Data to examine ->
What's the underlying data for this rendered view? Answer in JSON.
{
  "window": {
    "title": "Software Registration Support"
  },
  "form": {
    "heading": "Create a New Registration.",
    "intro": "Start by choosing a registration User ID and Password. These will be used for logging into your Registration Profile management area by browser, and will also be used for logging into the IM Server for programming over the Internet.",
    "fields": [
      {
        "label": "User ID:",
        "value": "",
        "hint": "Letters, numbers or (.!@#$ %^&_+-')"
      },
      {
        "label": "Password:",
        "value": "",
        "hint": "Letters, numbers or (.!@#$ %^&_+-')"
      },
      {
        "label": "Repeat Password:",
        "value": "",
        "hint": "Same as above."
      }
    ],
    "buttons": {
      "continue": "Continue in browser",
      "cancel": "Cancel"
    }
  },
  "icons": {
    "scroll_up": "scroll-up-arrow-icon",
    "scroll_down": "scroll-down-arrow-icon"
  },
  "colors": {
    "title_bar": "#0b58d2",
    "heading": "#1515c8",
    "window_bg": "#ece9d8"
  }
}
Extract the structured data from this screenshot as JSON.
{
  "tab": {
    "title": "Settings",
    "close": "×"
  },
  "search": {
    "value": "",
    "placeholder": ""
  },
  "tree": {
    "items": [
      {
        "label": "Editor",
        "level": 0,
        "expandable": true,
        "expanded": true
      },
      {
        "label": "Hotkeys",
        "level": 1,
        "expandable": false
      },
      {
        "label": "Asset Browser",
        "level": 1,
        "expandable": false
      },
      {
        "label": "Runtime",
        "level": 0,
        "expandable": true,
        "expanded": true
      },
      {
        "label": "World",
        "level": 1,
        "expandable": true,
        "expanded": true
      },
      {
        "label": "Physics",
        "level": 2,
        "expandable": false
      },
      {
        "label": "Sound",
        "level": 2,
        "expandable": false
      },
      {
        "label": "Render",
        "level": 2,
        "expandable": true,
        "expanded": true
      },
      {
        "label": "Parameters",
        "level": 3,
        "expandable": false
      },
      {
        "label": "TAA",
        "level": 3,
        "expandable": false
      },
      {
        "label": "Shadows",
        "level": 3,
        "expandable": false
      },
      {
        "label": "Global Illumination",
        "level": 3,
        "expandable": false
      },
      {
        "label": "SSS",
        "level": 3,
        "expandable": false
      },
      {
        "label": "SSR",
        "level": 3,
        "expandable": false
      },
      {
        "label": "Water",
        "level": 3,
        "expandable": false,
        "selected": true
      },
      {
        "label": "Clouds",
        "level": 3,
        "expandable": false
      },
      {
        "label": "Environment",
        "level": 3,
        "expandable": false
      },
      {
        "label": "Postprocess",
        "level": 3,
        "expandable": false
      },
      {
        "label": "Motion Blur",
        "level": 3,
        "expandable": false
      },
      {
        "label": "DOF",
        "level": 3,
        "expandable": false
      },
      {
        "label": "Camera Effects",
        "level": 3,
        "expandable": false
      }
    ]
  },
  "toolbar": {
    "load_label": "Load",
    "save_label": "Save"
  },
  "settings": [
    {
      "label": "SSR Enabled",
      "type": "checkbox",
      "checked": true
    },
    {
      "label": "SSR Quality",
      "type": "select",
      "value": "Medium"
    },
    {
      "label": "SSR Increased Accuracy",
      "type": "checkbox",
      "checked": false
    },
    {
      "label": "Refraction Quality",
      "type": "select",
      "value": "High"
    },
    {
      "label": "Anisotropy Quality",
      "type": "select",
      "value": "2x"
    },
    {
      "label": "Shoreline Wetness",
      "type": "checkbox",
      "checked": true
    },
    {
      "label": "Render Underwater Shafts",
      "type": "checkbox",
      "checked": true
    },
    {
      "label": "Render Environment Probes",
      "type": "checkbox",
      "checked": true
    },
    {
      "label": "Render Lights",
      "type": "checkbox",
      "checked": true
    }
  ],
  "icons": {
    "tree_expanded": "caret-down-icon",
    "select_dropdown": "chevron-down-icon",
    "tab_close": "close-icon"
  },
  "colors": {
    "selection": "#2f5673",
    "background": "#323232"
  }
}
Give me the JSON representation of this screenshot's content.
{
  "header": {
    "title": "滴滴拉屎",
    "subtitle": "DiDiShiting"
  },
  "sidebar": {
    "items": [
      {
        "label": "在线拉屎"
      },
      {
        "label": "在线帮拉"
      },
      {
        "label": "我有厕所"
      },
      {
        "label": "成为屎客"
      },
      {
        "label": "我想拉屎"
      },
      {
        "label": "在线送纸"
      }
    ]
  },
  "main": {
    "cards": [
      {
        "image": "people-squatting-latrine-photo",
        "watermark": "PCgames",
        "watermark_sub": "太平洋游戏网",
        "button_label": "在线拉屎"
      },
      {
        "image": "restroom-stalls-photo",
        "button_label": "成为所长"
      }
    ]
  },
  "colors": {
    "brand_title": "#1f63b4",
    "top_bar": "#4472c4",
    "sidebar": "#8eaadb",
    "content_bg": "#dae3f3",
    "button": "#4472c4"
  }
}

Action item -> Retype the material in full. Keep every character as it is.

Response to this task ->
What's the underlying data for this rendered view? Answer in JSON.
{
  "window": {
    "title": "Software Registration Support"
  },
  "form": {
    "heading": "Create a New Registration.",
    "intro": "Start by choosing a registration User ID and Password. These will be used for logging into your Registration Profile management area by browser, and will also be used for logging into the IM Server for programming over the Internet.",
    "fields": [
      {
        "label": "User ID:",
        "value": "",
        "hint": "Letters, numbers or (.!@#$ %^&_+-')"
      },
      {
        "label": "Password:",
        "value": "",
        "hint": "Letters, numbers or (.!@#$ %^&_+-')"
      },
      {
        "label": "Repeat Password:",
        "value": "",
        "hint": "Same as above."
      }
    ],
    "buttons": {
      "continue": "Continue in browser",
      "cancel": "Cancel"
    }
  },
  "icons": {
    "scroll_up": "scroll-up-arrow-icon",
    "scroll_down": "scroll-down-arrow-icon"
  },
  "colors": {
    "title_bar": "#0b58d2",
    "heading": "#1515c8",
    "window_bg": "#ece9d8"
  }
}
Extract the structured data from this screenshot as JSON.
{
  "tab": {
    "title": "Settings",
    "close": "×"
  },
  "search": {
    "value": "",
    "placeholder": ""
  },
  "tree": {
    "items": [
      {
        "label": "Editor",
        "level": 0,
        "expandable": true,
        "expanded": true
      },
      {
        "label": "Hotkeys",
        "level": 1,
        "expandable": false
      },
      {
        "label": "Asset Browser",
        "level": 1,
        "expandable": false
      },
      {
        "label": "Runtime",
        "level": 0,
        "expandable": true,
        "expanded": true
      },
      {
        "label": "World",
        "level": 1,
        "expandable": true,
        "expanded": true
      },
      {
        "label": "Physics",
        "level": 2,
        "expandable": false
      },
      {
        "label": "Sound",
        "level": 2,
        "expandable": false
      },
      {
        "label": "Render",
        "level": 2,
        "expandable": true,
        "expanded": true
      },
      {
        "label": "Parameters",
        "level": 3,
        "expandable": false
      },
      {
        "label": "TAA",
        "level": 3,
        "expandable": false
      },
      {
        "label": "Shadows",
        "level": 3,
        "expandable": false
      },
      {
        "label": "Global Illumination",
        "level": 3,
        "expandable": false
      },
      {
        "label": "SSS",
        "level": 3,
        "expandable": false
      },
      {
        "label": "SSR",
        "level": 3,
        "expandable": false
      },
      {
        "label": "Water",
        "level": 3,
        "expandable": false,
        "selected": true
      },
      {
        "label": "Clouds",
        "level": 3,
        "expandable": false
      },
      {
        "label": "Environment",
        "level": 3,
        "expandable": false
      },
      {
        "label": "Postprocess",
        "level": 3,
        "expandable": false
      },
      {
        "label": "Motion Blur",
        "level": 3,
        "expandable": false
      },
      {
        "label": "DOF",
        "level": 3,
        "expandable": false
      },
      {
        "label": "Camera Effects",
        "level": 3,
        "expandable": false
      }
    ]
  },
  "toolbar": {
    "load_label": "Load",
    "save_label": "Save"
  },
  "settings": [
    {
      "label": "SSR Enabled",
      "type": "checkbox",
      "checked": true
    },
    {
      "label": "SSR Quality",
      "type": "select",
      "value": "Medium"
    },
    {
      "label": "SSR Increased Accuracy",
      "type": "checkbox",
      "checked": false
    },
    {
      "label": "Refraction Quality",
      "type": "select",
      "value": "High"
    },
    {
      "label": "Anisotropy Quality",
      "type": "select",
      "value": "2x"
    },
    {
      "label": "Shoreline Wetness",
      "type": "checkbox",
      "checked": true
    },
    {
      "label": "Render Underwater Shafts",
      "type": "checkbox",
      "checked": true
    },
    {
      "label": "Render Environment Probes",
      "type": "checkbox",
      "checked": true
    },
    {
      "label": "Render Lights",
      "type": "checkbox",
      "checked": true
    }
  ],
  "icons": {
    "tree_expanded": "caret-down-icon",
    "select_dropdown": "chevron-down-icon",
    "tab_close": "close-icon"
  },
  "colors": {
    "selection": "#2f5673",
    "background": "#323232"
  }
}
Give me the JSON representation of this screenshot's content.
{
  "header": {
    "title": "滴滴拉屎",
    "subtitle": "DiDiShiting"
  },
  "sidebar": {
    "items": [
      {
        "label": "在线拉屎"
      },
      {
        "label": "在线帮拉"
      },
      {
        "label": "我有厕所"
      },
      {
        "label": "成为屎客"
      },
      {
        "label": "我想拉屎"
      },
      {
        "label": "在线送纸"
      }
    ]
  },
  "main": {
    "cards": [
      {
        "image": "people-squatting-latrine-photo",
        "watermark": "PCgames",
        "watermark_sub": "太平洋游戏网",
        "button_label": "在线拉屎"
      },
      {
        "image": "restroom-stalls-photo",
        "button_label": "成为所长"
      }
    ]
  },
  "colors": {
    "brand_title": "#1f63b4",
    "top_bar": "#4472c4",
    "sidebar": "#8eaadb",
    "content_bg": "#dae3f3",
    "button": "#4472c4"
  }
}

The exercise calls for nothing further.